Tuesday, May 6, 2008

Our Economic Moment

Tim Duy has some reflections on our current economic situation that I found worth reading. He sees a period of what he calls "economic purgatory" as the Fed bails while the boat keeps leaking -- a purgatory where interest rates remain low, the dollar weak, economic growth tepid, and inflation worrying but not oppressive. This would allow the US to gradually adjust to the macro imbalances (under-saving and over-borrowing on an overly strong dollar) that caused our problems to begin with, without having to go through a deep recession. While that sounds nice on some level, and is certainly a coherent macro forecast, I see this purgatory as way worse than hell itself. The article goes on the make much the same point, though in less polemic terms -- by keeping rates low and bailing out all the bad loans, the Fed would be indirectly fueling a commodities and inflation bubble of enormous proportions via the leverage of the Asian and Middle Eastern pegs to the dollar.

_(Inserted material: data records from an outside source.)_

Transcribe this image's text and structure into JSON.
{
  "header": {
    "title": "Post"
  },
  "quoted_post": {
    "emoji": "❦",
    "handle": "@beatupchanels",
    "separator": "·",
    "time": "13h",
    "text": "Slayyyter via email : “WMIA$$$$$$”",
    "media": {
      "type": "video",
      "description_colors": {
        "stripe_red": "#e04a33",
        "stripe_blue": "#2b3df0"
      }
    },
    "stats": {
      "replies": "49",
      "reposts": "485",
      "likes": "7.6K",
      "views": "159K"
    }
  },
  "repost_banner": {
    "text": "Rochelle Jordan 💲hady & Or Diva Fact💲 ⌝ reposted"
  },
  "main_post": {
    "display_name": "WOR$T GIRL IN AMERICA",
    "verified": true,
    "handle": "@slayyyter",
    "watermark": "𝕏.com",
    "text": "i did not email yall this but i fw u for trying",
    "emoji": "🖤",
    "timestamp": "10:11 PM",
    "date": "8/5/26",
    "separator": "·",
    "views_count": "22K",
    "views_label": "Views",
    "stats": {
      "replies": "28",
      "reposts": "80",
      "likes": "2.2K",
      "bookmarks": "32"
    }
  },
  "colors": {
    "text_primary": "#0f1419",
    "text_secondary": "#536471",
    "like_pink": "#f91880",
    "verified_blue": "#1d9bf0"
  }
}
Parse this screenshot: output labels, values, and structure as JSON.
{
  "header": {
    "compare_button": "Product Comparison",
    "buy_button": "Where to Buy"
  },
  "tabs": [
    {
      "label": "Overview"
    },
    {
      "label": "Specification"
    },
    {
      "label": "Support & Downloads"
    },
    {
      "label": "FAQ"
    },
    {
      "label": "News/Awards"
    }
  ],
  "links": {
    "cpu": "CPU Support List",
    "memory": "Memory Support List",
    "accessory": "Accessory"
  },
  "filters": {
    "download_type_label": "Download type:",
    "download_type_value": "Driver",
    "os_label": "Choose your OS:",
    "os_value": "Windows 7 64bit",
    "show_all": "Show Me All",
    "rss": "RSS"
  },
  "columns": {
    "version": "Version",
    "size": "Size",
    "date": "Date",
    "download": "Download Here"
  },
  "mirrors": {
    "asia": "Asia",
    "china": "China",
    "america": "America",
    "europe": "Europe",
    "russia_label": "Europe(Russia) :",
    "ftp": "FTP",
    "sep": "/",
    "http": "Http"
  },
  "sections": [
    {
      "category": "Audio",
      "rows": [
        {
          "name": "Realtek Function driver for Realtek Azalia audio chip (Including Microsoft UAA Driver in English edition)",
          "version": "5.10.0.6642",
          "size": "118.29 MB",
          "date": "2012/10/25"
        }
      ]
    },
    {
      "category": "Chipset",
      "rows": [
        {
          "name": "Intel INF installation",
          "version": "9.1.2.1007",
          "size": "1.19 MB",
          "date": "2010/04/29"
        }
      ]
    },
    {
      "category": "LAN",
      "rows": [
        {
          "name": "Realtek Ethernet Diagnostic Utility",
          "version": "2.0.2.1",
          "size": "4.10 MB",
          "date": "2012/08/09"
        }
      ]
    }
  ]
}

It seems to me that after a lull, this would come home to roost in the US, and we'd be back in the horrendously stagflationary 70's, which would then precipitate another dollar crisis and a final re-adjustment even worse than the one we might expect if we let it happen now. After all, when has the government's monkeying around in the economy ever turned out for the best? I would prefer to immediately take the same medicine the IMF gave to Korea and the rest of the world ever time it got into this sort of trouble -- higher rates, greater austerity, let the market do its job, it's much smarter than you are.

No comments: